#### [Problem statement]
Only one thing is required: the number of lines in the entries below that contain "JSON".

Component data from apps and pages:
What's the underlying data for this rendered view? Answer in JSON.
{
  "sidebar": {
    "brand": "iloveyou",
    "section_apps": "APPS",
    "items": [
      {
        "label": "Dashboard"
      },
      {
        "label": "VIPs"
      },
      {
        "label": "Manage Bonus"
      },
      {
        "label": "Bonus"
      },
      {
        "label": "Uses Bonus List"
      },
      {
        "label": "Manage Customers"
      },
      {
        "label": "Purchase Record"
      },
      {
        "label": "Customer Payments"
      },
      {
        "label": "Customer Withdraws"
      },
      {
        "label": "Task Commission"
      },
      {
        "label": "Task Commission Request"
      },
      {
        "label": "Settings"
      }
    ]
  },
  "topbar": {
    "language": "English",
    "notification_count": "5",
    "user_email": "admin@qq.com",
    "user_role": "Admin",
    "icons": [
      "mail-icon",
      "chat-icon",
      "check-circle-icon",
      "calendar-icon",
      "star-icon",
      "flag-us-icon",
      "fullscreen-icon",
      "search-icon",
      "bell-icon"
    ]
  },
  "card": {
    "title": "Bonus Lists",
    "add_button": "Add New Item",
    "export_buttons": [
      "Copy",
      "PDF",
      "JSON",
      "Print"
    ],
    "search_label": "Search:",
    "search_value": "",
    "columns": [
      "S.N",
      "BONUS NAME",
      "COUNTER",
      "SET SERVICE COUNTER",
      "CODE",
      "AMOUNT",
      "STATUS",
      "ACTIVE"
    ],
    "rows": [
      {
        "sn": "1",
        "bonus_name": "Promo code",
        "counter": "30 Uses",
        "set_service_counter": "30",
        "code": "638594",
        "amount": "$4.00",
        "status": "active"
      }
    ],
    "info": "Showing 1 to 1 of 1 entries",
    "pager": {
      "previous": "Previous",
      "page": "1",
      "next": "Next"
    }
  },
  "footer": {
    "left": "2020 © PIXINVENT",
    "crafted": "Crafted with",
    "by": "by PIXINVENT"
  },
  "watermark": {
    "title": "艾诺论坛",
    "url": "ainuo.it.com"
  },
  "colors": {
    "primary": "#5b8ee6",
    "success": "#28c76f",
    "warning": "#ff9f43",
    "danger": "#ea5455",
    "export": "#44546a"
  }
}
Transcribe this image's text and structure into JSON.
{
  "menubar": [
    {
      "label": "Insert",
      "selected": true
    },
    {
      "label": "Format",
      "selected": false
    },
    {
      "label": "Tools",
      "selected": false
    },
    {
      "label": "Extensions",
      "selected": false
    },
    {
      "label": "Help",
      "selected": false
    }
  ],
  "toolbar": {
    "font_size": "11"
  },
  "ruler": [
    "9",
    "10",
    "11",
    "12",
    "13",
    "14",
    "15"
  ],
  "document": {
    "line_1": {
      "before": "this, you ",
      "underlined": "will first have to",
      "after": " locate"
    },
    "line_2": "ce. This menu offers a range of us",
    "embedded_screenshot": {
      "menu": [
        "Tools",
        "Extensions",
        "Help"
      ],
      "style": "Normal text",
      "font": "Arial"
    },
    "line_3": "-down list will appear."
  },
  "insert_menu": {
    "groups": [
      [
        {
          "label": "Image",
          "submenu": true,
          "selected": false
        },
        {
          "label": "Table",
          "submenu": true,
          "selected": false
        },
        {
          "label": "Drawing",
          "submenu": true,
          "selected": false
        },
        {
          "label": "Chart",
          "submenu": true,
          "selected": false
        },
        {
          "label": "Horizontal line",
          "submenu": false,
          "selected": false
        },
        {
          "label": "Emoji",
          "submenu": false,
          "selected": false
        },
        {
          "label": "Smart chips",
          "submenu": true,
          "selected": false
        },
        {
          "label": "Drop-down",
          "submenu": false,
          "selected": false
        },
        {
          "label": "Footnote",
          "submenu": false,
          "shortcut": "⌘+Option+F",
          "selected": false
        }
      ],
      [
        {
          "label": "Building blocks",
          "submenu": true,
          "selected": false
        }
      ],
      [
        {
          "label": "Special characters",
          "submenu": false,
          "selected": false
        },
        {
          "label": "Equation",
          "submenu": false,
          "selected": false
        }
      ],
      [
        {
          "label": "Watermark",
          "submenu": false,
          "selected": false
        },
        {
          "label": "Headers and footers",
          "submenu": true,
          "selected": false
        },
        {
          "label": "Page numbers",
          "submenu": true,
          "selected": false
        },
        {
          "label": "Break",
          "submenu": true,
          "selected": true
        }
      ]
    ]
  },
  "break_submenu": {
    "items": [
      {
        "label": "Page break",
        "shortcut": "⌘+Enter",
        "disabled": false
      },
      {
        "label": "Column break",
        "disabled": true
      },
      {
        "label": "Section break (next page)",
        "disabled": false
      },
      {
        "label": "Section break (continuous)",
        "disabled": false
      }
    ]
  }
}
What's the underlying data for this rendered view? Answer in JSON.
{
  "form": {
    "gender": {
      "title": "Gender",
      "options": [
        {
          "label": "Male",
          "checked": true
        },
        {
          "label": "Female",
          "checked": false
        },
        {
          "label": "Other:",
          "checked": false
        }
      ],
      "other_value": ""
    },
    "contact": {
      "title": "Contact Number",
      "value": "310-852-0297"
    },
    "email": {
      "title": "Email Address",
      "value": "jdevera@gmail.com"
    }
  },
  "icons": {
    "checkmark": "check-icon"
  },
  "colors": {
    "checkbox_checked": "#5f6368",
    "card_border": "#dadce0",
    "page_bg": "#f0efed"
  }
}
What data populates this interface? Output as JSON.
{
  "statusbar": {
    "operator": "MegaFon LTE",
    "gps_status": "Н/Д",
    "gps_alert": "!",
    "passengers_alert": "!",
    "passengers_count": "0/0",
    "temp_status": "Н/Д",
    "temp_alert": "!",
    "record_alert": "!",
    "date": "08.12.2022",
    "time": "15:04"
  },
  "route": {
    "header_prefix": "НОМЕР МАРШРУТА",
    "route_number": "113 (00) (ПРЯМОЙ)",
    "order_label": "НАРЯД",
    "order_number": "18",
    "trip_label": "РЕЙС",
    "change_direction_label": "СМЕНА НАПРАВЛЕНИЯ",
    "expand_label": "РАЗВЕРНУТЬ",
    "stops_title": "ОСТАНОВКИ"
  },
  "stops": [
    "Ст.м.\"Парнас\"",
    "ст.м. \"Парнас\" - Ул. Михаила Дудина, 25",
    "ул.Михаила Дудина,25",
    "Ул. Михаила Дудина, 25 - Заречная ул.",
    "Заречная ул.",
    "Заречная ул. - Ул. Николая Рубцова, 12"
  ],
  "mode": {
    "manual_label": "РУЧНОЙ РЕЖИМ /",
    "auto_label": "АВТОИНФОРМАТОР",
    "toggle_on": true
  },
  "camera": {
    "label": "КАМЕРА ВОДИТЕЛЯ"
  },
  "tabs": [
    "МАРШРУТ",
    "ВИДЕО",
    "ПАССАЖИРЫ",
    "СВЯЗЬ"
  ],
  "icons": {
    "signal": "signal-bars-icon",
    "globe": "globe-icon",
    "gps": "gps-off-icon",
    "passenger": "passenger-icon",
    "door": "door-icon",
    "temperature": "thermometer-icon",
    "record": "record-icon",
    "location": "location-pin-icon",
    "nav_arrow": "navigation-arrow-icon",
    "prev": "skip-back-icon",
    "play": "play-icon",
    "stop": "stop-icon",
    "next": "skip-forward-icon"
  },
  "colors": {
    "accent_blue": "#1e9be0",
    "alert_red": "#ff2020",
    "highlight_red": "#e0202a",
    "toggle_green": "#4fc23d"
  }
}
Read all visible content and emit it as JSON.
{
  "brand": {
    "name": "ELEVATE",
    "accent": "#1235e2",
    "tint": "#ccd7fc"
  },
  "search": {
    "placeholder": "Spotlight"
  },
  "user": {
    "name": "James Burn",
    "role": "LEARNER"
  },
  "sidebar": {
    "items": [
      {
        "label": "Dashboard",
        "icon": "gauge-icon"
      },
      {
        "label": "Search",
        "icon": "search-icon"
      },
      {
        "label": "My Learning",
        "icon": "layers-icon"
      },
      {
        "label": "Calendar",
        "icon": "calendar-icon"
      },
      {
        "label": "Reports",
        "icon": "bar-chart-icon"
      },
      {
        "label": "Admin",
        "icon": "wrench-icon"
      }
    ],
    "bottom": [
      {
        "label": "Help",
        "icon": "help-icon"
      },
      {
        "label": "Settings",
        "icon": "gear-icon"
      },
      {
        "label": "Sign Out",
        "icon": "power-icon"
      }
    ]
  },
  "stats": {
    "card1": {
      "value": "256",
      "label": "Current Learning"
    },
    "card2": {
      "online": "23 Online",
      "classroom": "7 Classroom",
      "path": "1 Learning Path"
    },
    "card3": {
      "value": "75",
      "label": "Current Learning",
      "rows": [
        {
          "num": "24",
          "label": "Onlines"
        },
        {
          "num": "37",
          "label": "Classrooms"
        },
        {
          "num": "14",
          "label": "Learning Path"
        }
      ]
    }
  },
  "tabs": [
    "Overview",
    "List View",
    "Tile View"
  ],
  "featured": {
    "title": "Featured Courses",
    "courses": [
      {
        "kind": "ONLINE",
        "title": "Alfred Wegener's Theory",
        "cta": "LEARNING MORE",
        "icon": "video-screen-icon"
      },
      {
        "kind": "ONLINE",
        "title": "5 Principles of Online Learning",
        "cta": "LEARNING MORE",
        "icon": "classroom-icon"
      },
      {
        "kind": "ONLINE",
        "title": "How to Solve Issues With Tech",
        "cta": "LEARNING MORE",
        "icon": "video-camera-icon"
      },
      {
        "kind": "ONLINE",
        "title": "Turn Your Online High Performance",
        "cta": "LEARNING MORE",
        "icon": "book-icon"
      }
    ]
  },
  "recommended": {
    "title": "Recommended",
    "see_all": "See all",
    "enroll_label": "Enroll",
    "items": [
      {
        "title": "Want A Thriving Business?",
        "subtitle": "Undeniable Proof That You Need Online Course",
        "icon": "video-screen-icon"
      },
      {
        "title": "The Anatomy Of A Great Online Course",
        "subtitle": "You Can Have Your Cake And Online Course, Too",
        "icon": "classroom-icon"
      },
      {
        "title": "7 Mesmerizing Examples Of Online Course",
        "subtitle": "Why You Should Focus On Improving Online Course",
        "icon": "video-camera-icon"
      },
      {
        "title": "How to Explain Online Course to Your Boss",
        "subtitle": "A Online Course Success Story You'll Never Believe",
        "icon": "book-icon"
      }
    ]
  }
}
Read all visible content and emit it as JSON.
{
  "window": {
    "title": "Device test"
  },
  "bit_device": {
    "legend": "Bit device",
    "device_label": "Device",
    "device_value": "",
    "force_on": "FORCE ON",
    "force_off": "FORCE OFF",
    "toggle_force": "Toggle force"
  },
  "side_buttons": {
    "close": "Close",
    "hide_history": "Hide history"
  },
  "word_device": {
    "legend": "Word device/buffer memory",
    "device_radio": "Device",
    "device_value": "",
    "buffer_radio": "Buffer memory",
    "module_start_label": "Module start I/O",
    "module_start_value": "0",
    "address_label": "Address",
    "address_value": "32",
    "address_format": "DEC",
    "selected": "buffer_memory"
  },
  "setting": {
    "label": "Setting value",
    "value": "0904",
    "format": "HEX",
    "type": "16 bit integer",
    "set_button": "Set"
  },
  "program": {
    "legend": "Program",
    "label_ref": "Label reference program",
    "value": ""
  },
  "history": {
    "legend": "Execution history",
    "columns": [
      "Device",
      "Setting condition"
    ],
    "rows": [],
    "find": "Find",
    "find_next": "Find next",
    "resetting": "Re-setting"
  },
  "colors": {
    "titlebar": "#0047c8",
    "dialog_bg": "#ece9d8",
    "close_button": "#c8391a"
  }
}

#### [Answer space]
7